Background: No guidelines exist regarding the number of mediastinal lymph node stations that should be sampled to ensure adequate preoperative staging of lung cancer patients. In recent reports of esophageal endoscopic ultrasound and endobronchial ultrasound (EBUS), fewer than two stations/patient were sampled. An experience with systematic sampling using EBUS to determine how many stations should be sampled to adequately detect mediastinal disease was evaluated.
Methods: Records were reviewed for all patients with lung cancer who had EBUS between March 9, 2006, and January 6, 2009. For each station sampled the sequence and result (positive, negative, and nondiagnostic) were recorded. For those with a positive biopsy, the sequence number of the first positive station was determined. The affect of systematic sampling on detection of N3 disease was also evaluated.
Results: Ninety-three patients with non-small cell lung cancer had EBUS; 271 mediastinal stations were sampled (range, 0 to 6; mean, 2.9 per patient), with N3 and N2 stations sampled in 51 and 90 patients, respectively. Mediastinal disease was found in 25 patients; 15 patients had multistation N2 disease and 6 patients had N3 disease. In 15 patients (60%), mediastinal disease was detected in the first station sampled; three samples were required to detect 90% of disease, and the remaining 3 patients had their disease detected with the fourth sample.
Conclusions: Introduction of EBUS as a tool for non-small cell lung cancer staging has led to a shift from systematic nodal sampling to targeted nodal sampling. These results indicate that systematic nodal sampling is feasible with EBUS, and that routinely sampling more than two mediastinal stations may improve staging.

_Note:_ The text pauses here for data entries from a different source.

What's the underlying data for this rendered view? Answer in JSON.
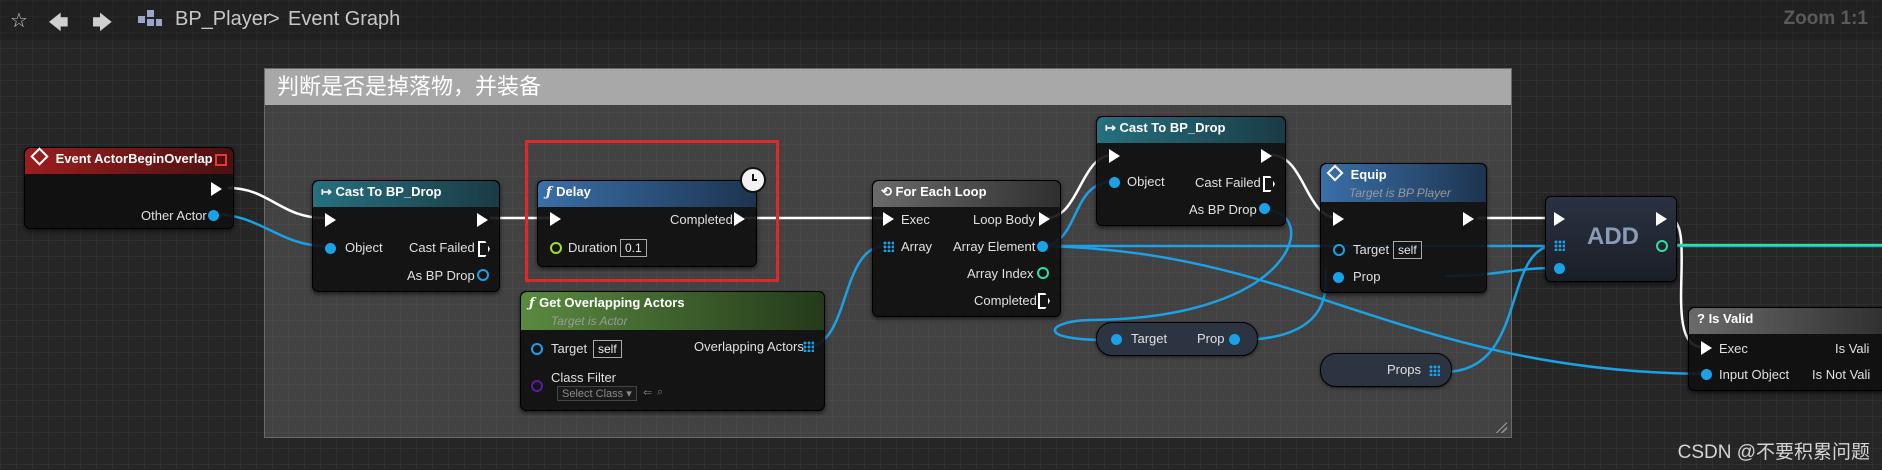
{
  "toolbar": {
    "star_icon": "star-icon",
    "back_icon": "back-arrow-icon",
    "forward_icon": "forward-arrow-icon",
    "blueprint_icon": "blueprint-grid-icon",
    "breadcrumb_blueprint": "BP_Player",
    "breadcrumb_sep": ">",
    "breadcrumb_graph": "Event Graph",
    "zoom": "Zoom 1:1"
  },
  "comment": {
    "title": "判断是否是掉落物，并装备"
  },
  "nodes": {
    "event_overlap": {
      "title": "Event ActorBeginOverlap",
      "pin_other_actor": "Other Actor"
    },
    "cast1": {
      "title": "Cast To BP_Drop",
      "pin_object": "Object",
      "pin_cast_failed": "Cast Failed",
      "pin_as": "As BP Drop"
    },
    "delay": {
      "title": "Delay",
      "pin_completed": "Completed",
      "pin_duration": "Duration",
      "duration_value": "0.1"
    },
    "get_overlapping": {
      "title": "Get Overlapping Actors",
      "subtitle": "Target is Actor",
      "pin_target": "Target",
      "target_value": "self",
      "pin_overlapping": "Overlapping Actors",
      "pin_class_filter": "Class Filter",
      "class_value": "Select Class"
    },
    "foreach": {
      "title": "For Each Loop",
      "pin_exec": "Exec",
      "pin_loop_body": "Loop Body",
      "pin_array": "Array",
      "pin_array_element": "Array Element",
      "pin_array_index": "Array Index",
      "pin_completed": "Completed"
    },
    "cast2": {
      "title": "Cast To BP_Drop",
      "pin_object": "Object",
      "pin_cast_failed": "Cast Failed",
      "pin_as": "As BP Drop"
    },
    "equip": {
      "title": "Equip",
      "subtitle": "Target is BP Player",
      "pin_target": "Target",
      "target_value": "self",
      "pin_prop": "Prop"
    },
    "target_prop": {
      "pin_target": "Target",
      "pin_prop": "Prop"
    },
    "props_var": {
      "label": "Props"
    },
    "add": {
      "label": "ADD"
    },
    "is_valid": {
      "title": "Is Valid",
      "pin_exec": "Exec",
      "pin_is_valid": "Is Vali",
      "pin_input_object": "Input Object",
      "pin_is_not_valid": "Is Not Vali"
    }
  },
  "watermark": "CSDN @不要积累问题",
  "colors": {
    "event_header": "#8b1a1a",
    "cast_header": "#1f5c6b",
    "function_header": "#2d5a8a",
    "pure_function_header": "#4a6b35",
    "macro_header": "#5a5a5a",
    "object_pin": "#1aa1e6",
    "int_pin": "#2de0a0",
    "class_pin": "#5a1aa1",
    "float_pin": "#9de02d",
    "highlight": "#e0282c"
  }
}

Copyright (c) 2010 The Society of Thoracic Surgeons. Published by Elsevier Inc. All rights reserved.